  3. Perhaps the physical health component of yoga is secondary for you and you're looking more for the spiritual health benefits. In this case, you may want to look into Kundalini yoga, which focuses on chanting, meditation, and philosophic aspects of yogic practice.

There are many more styles of yoga, and depending on what your personal goals are, the health benefits may vary. For more information about different methods of yoga and how to select the one for you, check out the Yoga Alliance website. The whole idea of yoga is to create balance and harmony between the mind and the body, so shop around to see which forms make you feel the best. Students at Columbia may be able to take yoga classes at Dodge Fitness Center .

Since there are so many different types of yoga, there is no straightforward answer to your question. However, by assessing what you want to get out of your individual yoga practice, you ought to find a style that fits your goals. Namaste!

Alice

Future knee problems from running?

Dear Kneed to know,

Lots of studies have been done on the long-term effects of running on knee health. As a whole, runners seem to have no greater amount of joint destruction or incidence of arthritis than non-runners. In fact, people who are inactive have more mobility problems later in life than their energetic counterparts. Of course, individual variations, such as the way a person trains, one's mileage, rest, recovery, and diet, and the structure of his or her bones and joints, also can have an impact on the health status of knees and other joints.

So, how does this information relate to you? A few concerns come to mind based on the description you give of your training. First of all, it sounds as though you began using the treadmill at a rather high level of exercise. This may cause injury if your joints, muscles, and connective tissue (e.g., ligaments, tendons) are not strong enough to support all of this work. A safe, progressive training program involves increasing duration or intensity by no more than 10 percent per week. (What this means is, if you begin by running 20 minutes the first week, you would increase your time by 2 minutes the second week, and so on.) This gradation computation gives your body a chance to adapt to the growing demands of the activity.

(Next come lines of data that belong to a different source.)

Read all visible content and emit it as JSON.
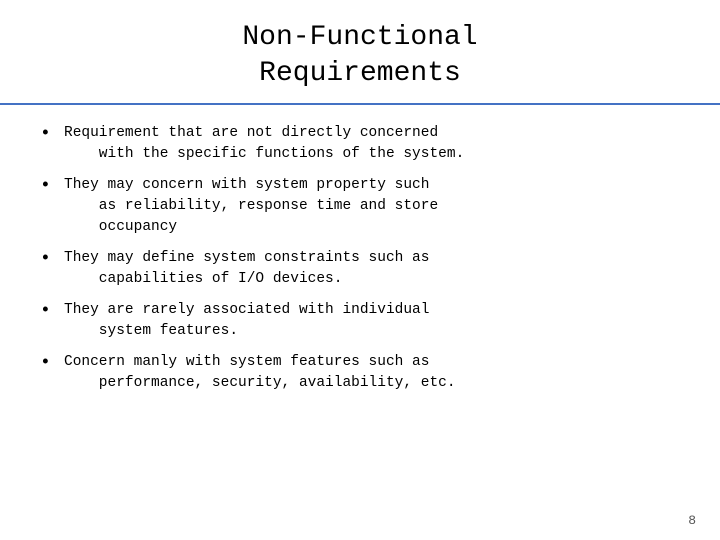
{
  "slide": {
    "title_line1": "Non-Functional",
    "title_line2": "Requirements",
    "bullets": [
      {
        "id": "bullet-1",
        "text": "Requirement that are not directly concerned\n    with the specific functions of the system."
      },
      {
        "id": "bullet-2",
        "text": "They may concern with system property such\n    as reliability, response time and store\n    occupancy"
      },
      {
        "id": "bullet-3",
        "text": "They may define system constraints such as\n    capabilities of I/O devices."
      },
      {
        "id": "bullet-4",
        "text": "They are rarely associated with individual\n    system features."
      },
      {
        "id": "bullet-5",
        "text": "Concern manly with system features such as\n    performance, security, availability, etc."
      }
    ],
    "page_number": "8"
  }
}
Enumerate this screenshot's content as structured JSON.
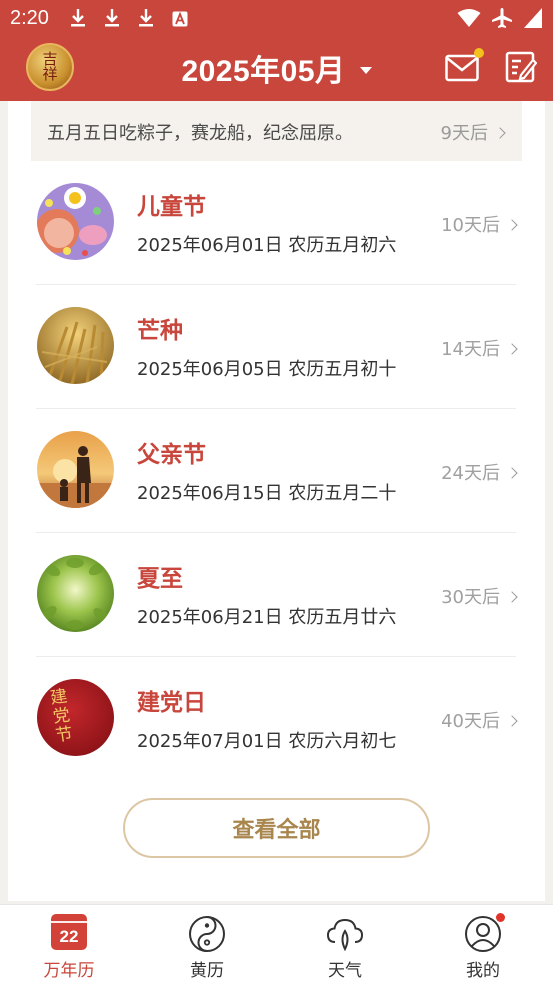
{
  "status_bar": {
    "time": "2:20"
  },
  "header": {
    "logo_text": "吉祥",
    "month_title": "2025年05月",
    "accent_color": "#c8463b"
  },
  "previous_item": {
    "description": "五月五日吃粽子，赛龙船，纪念屈原。",
    "countdown": "9天后"
  },
  "festivals": [
    {
      "name": "儿童节",
      "date": "2025年06月01日 农历五月初六",
      "countdown": "10天后",
      "thumb_icon": "childrens-day-image"
    },
    {
      "name": "芒种",
      "date": "2025年06月05日 农历五月初十",
      "countdown": "14天后",
      "thumb_icon": "wheat-field-image"
    },
    {
      "name": "父亲节",
      "date": "2025年06月15日 农历五月二十",
      "countdown": "24天后",
      "thumb_icon": "father-child-sunset-image"
    },
    {
      "name": "夏至",
      "date": "2025年06月21日 农历五月廿六",
      "countdown": "30天后",
      "thumb_icon": "green-leaves-image"
    },
    {
      "name": "建党日",
      "date": "2025年07月01日 农历六月初七",
      "countdown": "40天后",
      "thumb_icon": "party-day-image",
      "thumb_text": "建党节"
    }
  ],
  "view_all_label": "查看全部",
  "bottom_nav": [
    {
      "label": "万年历",
      "icon": "calendar-icon",
      "icon_text": "22",
      "active": true
    },
    {
      "label": "黄历",
      "icon": "yin-yang-icon",
      "active": false
    },
    {
      "label": "天气",
      "icon": "weather-cloud-icon",
      "active": false
    },
    {
      "label": "我的",
      "icon": "profile-icon",
      "active": false
    }
  ]
}
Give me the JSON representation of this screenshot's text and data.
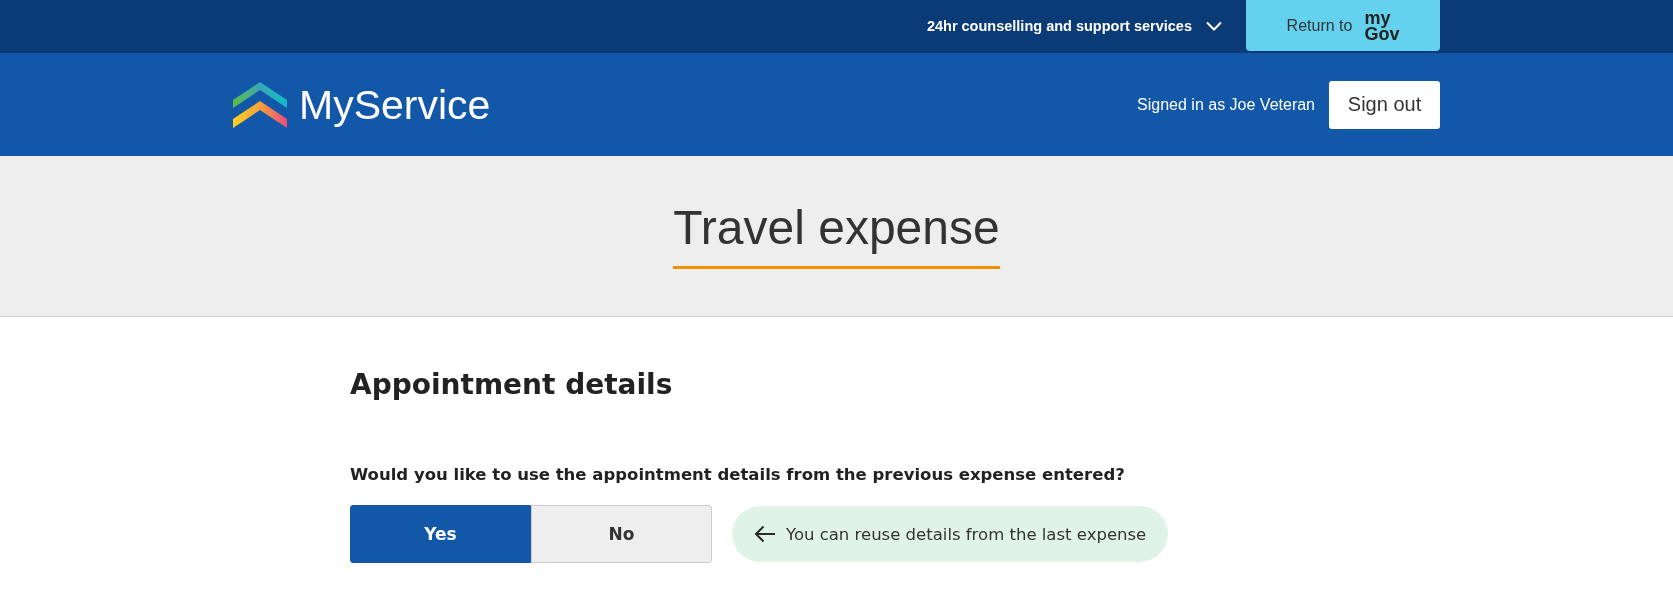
{
  "top_bar": {
    "support_menu": {
      "label": "24hr counselling and support services",
      "expanded": false
    },
    "return_button": {
      "label": "Return to",
      "logo_top": "my",
      "logo_bottom": "Gov"
    }
  },
  "header": {
    "logo_text": "MyService",
    "signed_in": "Signed in as Joe Veteran",
    "sign_out": "Sign out"
  },
  "hero": {
    "title": "Travel expense"
  },
  "section": {
    "heading": "Appointment details",
    "question": "Would you like to use the appointment details from the previous expense entered?",
    "options": [
      {
        "label": "Yes",
        "selected": true
      },
      {
        "label": "No",
        "selected": false
      }
    ],
    "hint": "You can reuse details from the last expense"
  }
}
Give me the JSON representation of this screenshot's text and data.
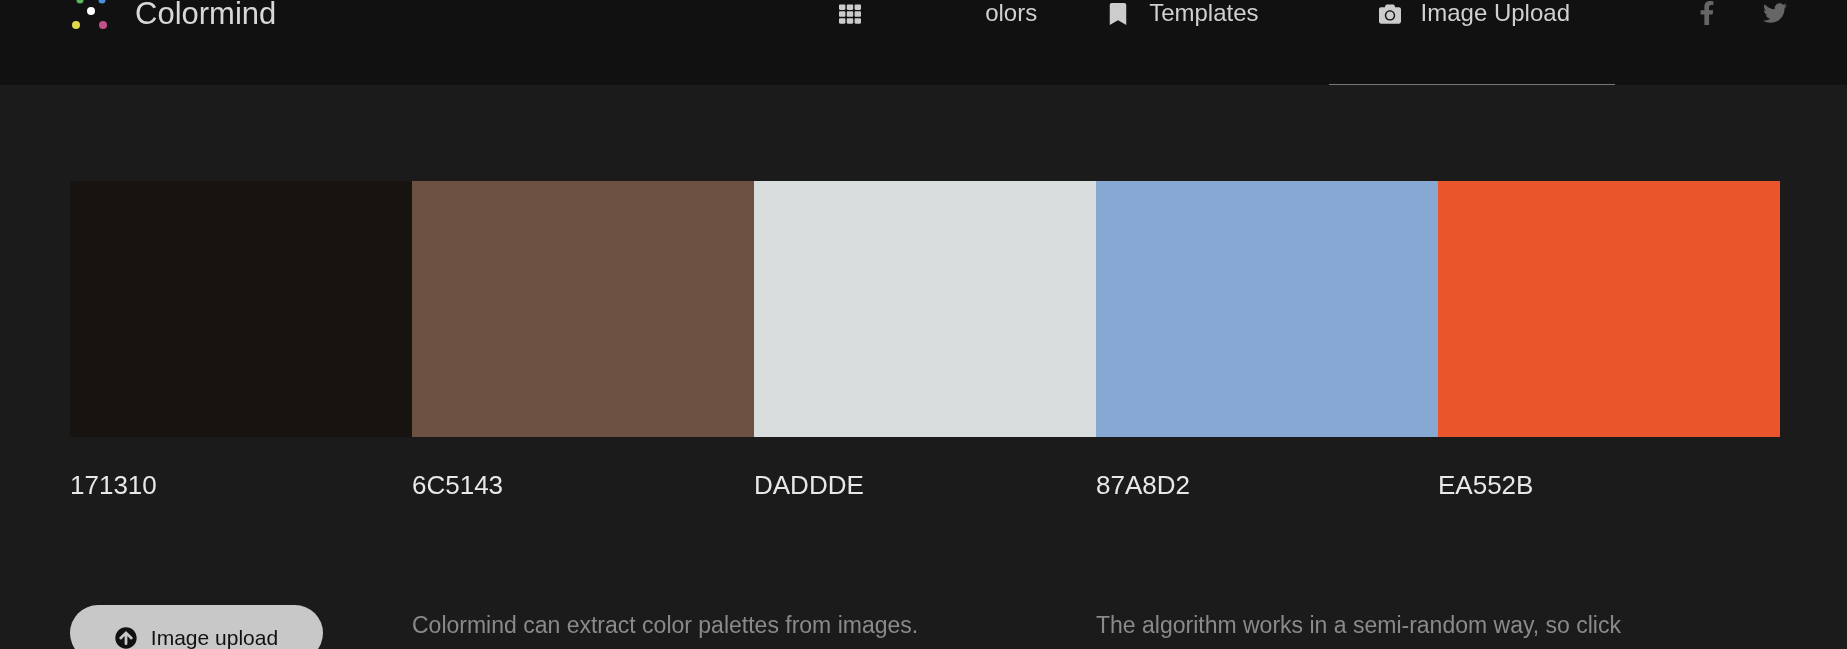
{
  "header": {
    "logo": "Colormind",
    "nav": [
      {
        "label": "olors",
        "kind": "grid",
        "selected": false
      },
      {
        "label": "Templates",
        "kind": "bookmark",
        "selected": false
      },
      {
        "label": "Image Upload",
        "kind": "camera",
        "selected": true
      }
    ],
    "social": [
      {
        "kind": "facebook"
      },
      {
        "kind": "twitter"
      }
    ]
  },
  "swatches": [
    {
      "color": "#171310",
      "hex": "171310"
    },
    {
      "color": "#6c5143",
      "hex": "6C5143"
    },
    {
      "color": "#daddde",
      "hex": "DADDDE"
    },
    {
      "color": "#87a8d2",
      "hex": "87A8D2"
    },
    {
      "color": "#ea552b",
      "hex": "EA552B"
    }
  ],
  "upload_button": "Image upload",
  "paragraphs": [
    "Colormind can extract color palettes from images.",
    "The algorithm works in a semi-random way, so click"
  ]
}
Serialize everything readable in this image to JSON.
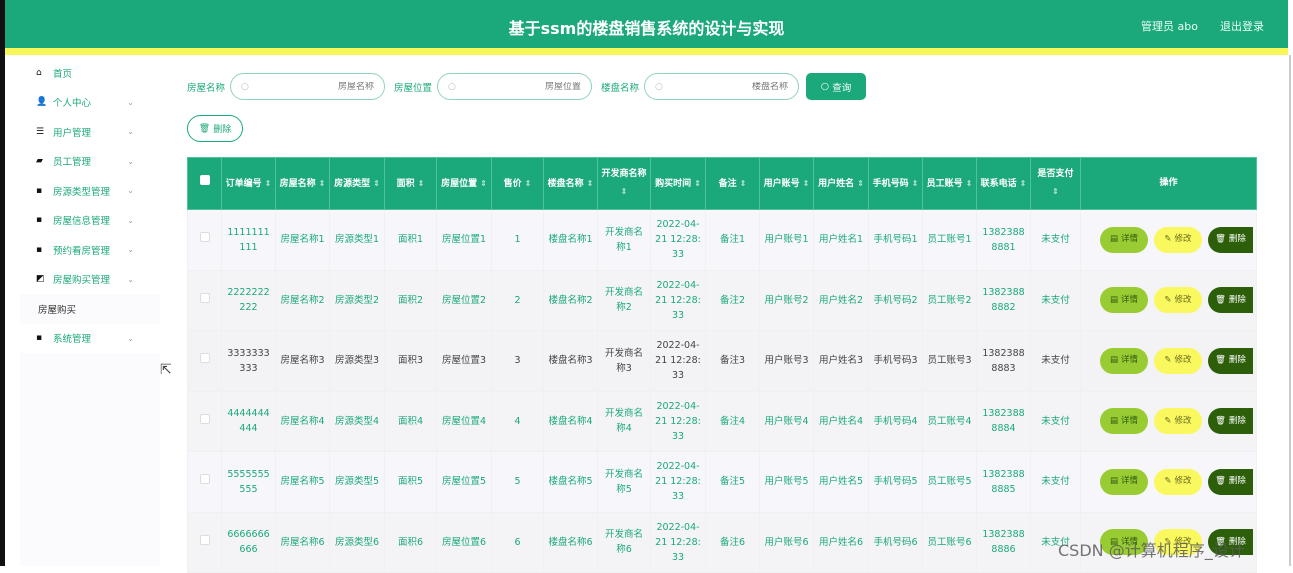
{
  "header": {
    "title": "基于ssm的楼盘销售系统的设计与实现",
    "user": "管理员 abo",
    "logout": "退出登录"
  },
  "sidebar": {
    "items": [
      {
        "label": "首页",
        "icon": "home-icon"
      },
      {
        "label": "个人中心",
        "icon": "user-icon"
      },
      {
        "label": "用户管理",
        "icon": "sliders-icon"
      },
      {
        "label": "员工管理",
        "icon": "briefcase-icon"
      },
      {
        "label": "房源类型管理",
        "icon": "grid-icon"
      },
      {
        "label": "房屋信息管理",
        "icon": "grid-icon"
      },
      {
        "label": "预约看房管理",
        "icon": "grid-icon"
      },
      {
        "label": "房屋购买管理",
        "icon": "chart-icon"
      },
      {
        "label": "房屋购买",
        "icon": ""
      },
      {
        "label": "系统管理",
        "icon": "grid-icon"
      }
    ]
  },
  "search": {
    "fields": [
      {
        "label": "房屋名称",
        "placeholder": "房屋名称"
      },
      {
        "label": "房屋位置",
        "placeholder": "房屋位置"
      },
      {
        "label": "楼盘名称",
        "placeholder": "楼盘名称"
      }
    ],
    "query_label": "查询",
    "delete_label": "删除"
  },
  "table": {
    "columns": [
      "订单编号",
      "房屋名称",
      "房源类型",
      "面积",
      "房屋位置",
      "售价",
      "楼盘名称",
      "开发商名称",
      "购买时间",
      "备注",
      "用户账号",
      "用户姓名",
      "手机号码",
      "员工账号",
      "联系电话",
      "是否支付",
      "操作"
    ],
    "rows": [
      [
        "1111111111",
        "房屋名称1",
        "房源类型1",
        "面积1",
        "房屋位置1",
        "1",
        "楼盘名称1",
        "开发商名称1",
        "2022-04-21 12:28:33",
        "备注1",
        "用户账号1",
        "用户姓名1",
        "手机号码1",
        "员工账号1",
        "13823888881",
        "未支付"
      ],
      [
        "2222222222",
        "房屋名称2",
        "房源类型2",
        "面积2",
        "房屋位置2",
        "2",
        "楼盘名称2",
        "开发商名称2",
        "2022-04-21 12:28:33",
        "备注2",
        "用户账号2",
        "用户姓名2",
        "手机号码2",
        "员工账号2",
        "13823888882",
        "未支付"
      ],
      [
        "3333333333",
        "房屋名称3",
        "房源类型3",
        "面积3",
        "房屋位置3",
        "3",
        "楼盘名称3",
        "开发商名称3",
        "2022-04-21 12:28:33",
        "备注3",
        "用户账号3",
        "用户姓名3",
        "手机号码3",
        "员工账号3",
        "13823888883",
        "未支付"
      ],
      [
        "4444444444",
        "房屋名称4",
        "房源类型4",
        "面积4",
        "房屋位置4",
        "4",
        "楼盘名称4",
        "开发商名称4",
        "2022-04-21 12:28:33",
        "备注4",
        "用户账号4",
        "用户姓名4",
        "手机号码4",
        "员工账号4",
        "13823888884",
        "未支付"
      ],
      [
        "5555555555",
        "房屋名称5",
        "房源类型5",
        "面积5",
        "房屋位置5",
        "5",
        "楼盘名称5",
        "开发商名称5",
        "2022-04-21 12:28:33",
        "备注5",
        "用户账号5",
        "用户姓名5",
        "手机号码5",
        "员工账号5",
        "13823888885",
        "未支付"
      ],
      [
        "6666666666",
        "房屋名称6",
        "房源类型6",
        "面积6",
        "房屋位置6",
        "6",
        "楼盘名称6",
        "开发商名称6",
        "2022-04-21 12:28:33",
        "备注6",
        "用户账号6",
        "用户姓名6",
        "手机号码6",
        "员工账号6",
        "13823888886",
        "未支付"
      ]
    ],
    "actions": {
      "detail": "详情",
      "edit": "修改",
      "delete": "删除"
    }
  },
  "watermark": "CSDN @计算机程序_设计",
  "colors": {
    "primary": "#1ba87b",
    "stripe": "#f7f75a",
    "detail": "#99cc33",
    "edit": "#f9f95f",
    "delete": "#2d5f0a"
  }
}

Also, running seven days a week does not allow your muscles the rest and recovery they require for repair and strengthening. Injuries may occur more frequently in people with fatigued muscles. If you feel you must do something every day, try activities that utilize muscles not involved in running, such as upper body weight training. You may wish to use your treadmill a few times a week, and cross-train by swimming or cycling on other days, challenging and strengthening your muscles in different ways. By doing so, you can alleviate the concern of overuse. Varying exercise may also sustain your interest — many people get burned out by doing the same activity day after day after day.

Another consideration is to do some weight training for your leg muscles. It's highly recommended to strengthen the muscles, tendons, and ligaments that support the knee. Knee stretches contains "how-to's" on leg shaping exercises and a description of each muscle or group of muscles that will benefit from such workouts. Many people neglect these exercises because they mistakenly think that their legs are "getting all the exercise they need" from their aerobic activity.

Alice

Syndicate content